IRC works across the arc of crisis with Central American families — from the crisis in El Salvador or Honduras, when families are stuck on the Mexican side of the border in Ciudad Juarez, when they are released on the US side of the border in Arizona and California, and throughout their court proceedings in the US. 

The IRC helps refugees fleeing war and persecution to rebuild their lives in 25 U.S. cities. The asylum-seeking families (ASF) program is IRC’s first emergency response to a migration crisis in the US. The IRC is providing assistance including case management, mental health referrals, emergency housing and cash assistance, and legal representation to asylum-seeking families in seven cities in Texas, California, Colorado and Arizona as well as NY and NJ. The IRC’s asylum-seeking families program served 6,000 people, the vast majority families, last year alone.

In Mexico, the IRC is supporting local organizations and shelters in Ciudad Juarez to primarily meet the immediate needs of primarily female migrants, asylum seekers and deportees. 

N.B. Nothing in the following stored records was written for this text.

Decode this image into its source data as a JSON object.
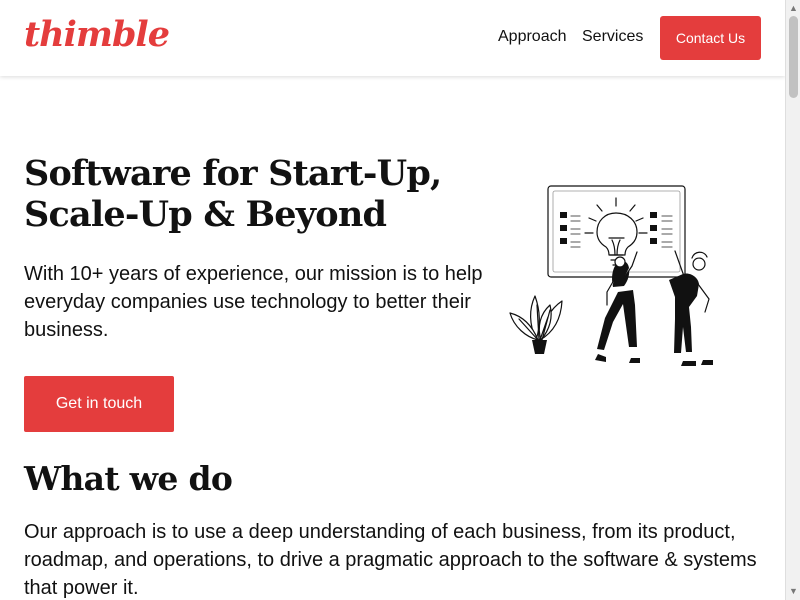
{
  "brand": {
    "name": "thimble",
    "accent_color": "#e43d3d"
  },
  "navigation": {
    "links": [
      {
        "label": "Approach"
      },
      {
        "label": "Services"
      }
    ],
    "contact_button": "Contact Us"
  },
  "hero": {
    "title_lines": [
      "Software for Start-Up,",
      "Scale-Up & Beyond"
    ],
    "description": "With 10+ years of experience, our mission is to help everyday companies use technology to better their business.",
    "button_label": "Get in touch",
    "illustration_icon": "lightbulb-presentation-icon"
  },
  "services": {
    "heading": "What we do",
    "description": "Our approach is to use a deep understanding of each business, from its product, roadmap, and operations, to drive a pragmatic approach to the software & systems that power it."
  },
  "scrollbar": {
    "up_icon": "scroll-up-arrow-icon",
    "down_icon": "scroll-down-arrow-icon"
  }
}
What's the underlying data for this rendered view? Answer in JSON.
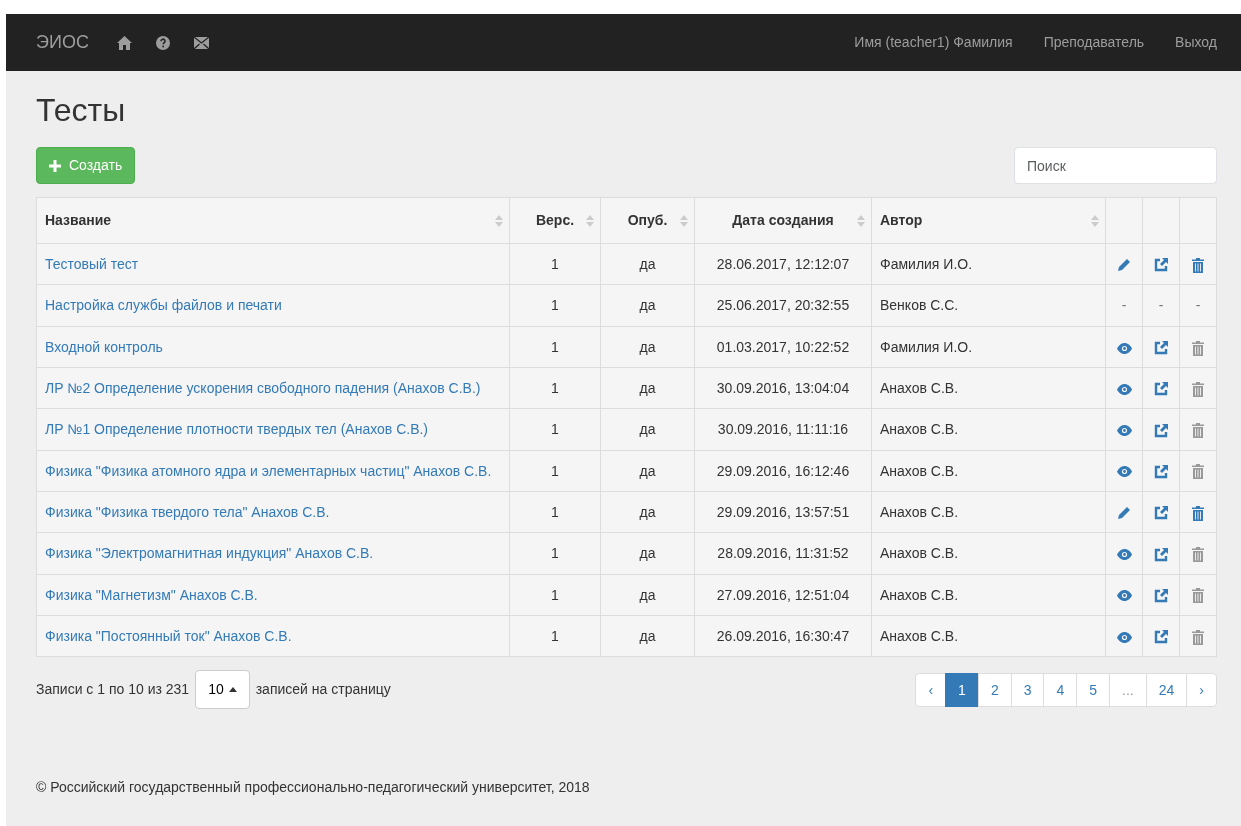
{
  "navbar": {
    "brand": "ЭИОС",
    "user": "Имя (teacher1) Фамилия",
    "role": "Преподаватель",
    "logout": "Выход"
  },
  "page_title": "Тесты",
  "create_button": "Создать",
  "search": {
    "placeholder": "Поиск"
  },
  "table": {
    "columns": [
      {
        "label": "Название",
        "sortable": true
      },
      {
        "label": "Верс.",
        "sortable": true
      },
      {
        "label": "Опуб.",
        "sortable": true
      },
      {
        "label": "Дата создания",
        "sortable": true
      },
      {
        "label": "Автор",
        "sortable": true
      }
    ],
    "rows": [
      {
        "name": "Тестовый тест",
        "version": "1",
        "published": "да",
        "created": "28.06.2017, 12:12:07",
        "author": "Фамилия И.О.",
        "actions": [
          {
            "kind": "edit"
          },
          {
            "kind": "open"
          },
          {
            "kind": "delete",
            "disabled": false
          }
        ]
      },
      {
        "name": "Настройка службы файлов и печати",
        "version": "1",
        "published": "да",
        "created": "25.06.2017, 20:32:55",
        "author": "Венков С.С.",
        "actions": [
          {
            "kind": "dash",
            "text": "-"
          },
          {
            "kind": "dash",
            "text": "-"
          },
          {
            "kind": "dash",
            "text": "-"
          }
        ]
      },
      {
        "name": "Входной контроль",
        "version": "1",
        "published": "да",
        "created": "01.03.2017, 10:22:52",
        "author": "Фамилия И.О.",
        "actions": [
          {
            "kind": "view"
          },
          {
            "kind": "open"
          },
          {
            "kind": "delete",
            "disabled": true
          }
        ]
      },
      {
        "name": "ЛР №2 Определение ускорения свободного падения (Анахов С.В.)",
        "version": "1",
        "published": "да",
        "created": "30.09.2016, 13:04:04",
        "author": "Анахов С.В.",
        "actions": [
          {
            "kind": "view"
          },
          {
            "kind": "open"
          },
          {
            "kind": "delete",
            "disabled": true
          }
        ]
      },
      {
        "name": "ЛР №1 Определение плотности твердых тел (Анахов С.В.)",
        "version": "1",
        "published": "да",
        "created": "30.09.2016, 11:11:16",
        "author": "Анахов С.В.",
        "actions": [
          {
            "kind": "view"
          },
          {
            "kind": "open"
          },
          {
            "kind": "delete",
            "disabled": true
          }
        ]
      },
      {
        "name": "Физика \"Физика атомного ядра и элементарных частиц\" Анахов С.В.",
        "version": "1",
        "published": "да",
        "created": "29.09.2016, 16:12:46",
        "author": "Анахов С.В.",
        "actions": [
          {
            "kind": "view"
          },
          {
            "kind": "open"
          },
          {
            "kind": "delete",
            "disabled": true
          }
        ]
      },
      {
        "name": "Физика \"Физика твердого тела\" Анахов С.В.",
        "version": "1",
        "published": "да",
        "created": "29.09.2016, 13:57:51",
        "author": "Анахов С.В.",
        "actions": [
          {
            "kind": "edit"
          },
          {
            "kind": "open"
          },
          {
            "kind": "delete",
            "disabled": false
          }
        ]
      },
      {
        "name": "Физика \"Электромагнитная индукция\" Анахов С.В.",
        "version": "1",
        "published": "да",
        "created": "28.09.2016, 11:31:52",
        "author": "Анахов С.В.",
        "actions": [
          {
            "kind": "view"
          },
          {
            "kind": "open"
          },
          {
            "kind": "delete",
            "disabled": true
          }
        ]
      },
      {
        "name": "Физика \"Магнетизм\" Анахов С.В.",
        "version": "1",
        "published": "да",
        "created": "27.09.2016, 12:51:04",
        "author": "Анахов С.В.",
        "actions": [
          {
            "kind": "view"
          },
          {
            "kind": "open"
          },
          {
            "kind": "delete",
            "disabled": true
          }
        ]
      },
      {
        "name": "Физика \"Постоянный ток\" Анахов С.В.",
        "version": "1",
        "published": "да",
        "created": "26.09.2016, 16:30:47",
        "author": "Анахов С.В.",
        "actions": [
          {
            "kind": "view"
          },
          {
            "kind": "open"
          },
          {
            "kind": "delete",
            "disabled": true
          }
        ]
      }
    ]
  },
  "info": "Записи с 1 по 10 из 231",
  "page_size": "10",
  "page_size_label": "записей на страницу",
  "pagination": [
    {
      "label": "‹",
      "selected": false
    },
    {
      "label": "1",
      "selected": true
    },
    {
      "label": "2",
      "selected": false
    },
    {
      "label": "3",
      "selected": false
    },
    {
      "label": "4",
      "selected": false
    },
    {
      "label": "5",
      "selected": false
    },
    {
      "label": "...",
      "selected": false,
      "disabled": true
    },
    {
      "label": "24",
      "selected": false
    },
    {
      "label": "›",
      "selected": false
    }
  ],
  "footer": "© Российский государственный профессионально-педагогический университет, 2018"
}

In the Northern Triangle, The IRC is working to address the root causes and the symptoms of the crisis. The IRC works with local organizations in El Salvador, Honduras and Guatemala to build capacity to serve impacted families. The IRC has launched CuentaNos.org, its interactive information platform for migrants, refugees and returnees tailored to their needs, location and destination in El Salvador and Honduras and is preparing to launch in Guatemala. IRC also works with internally-displaced persons in El Salvador with a focus on women, girls and the LGBTQ+ population.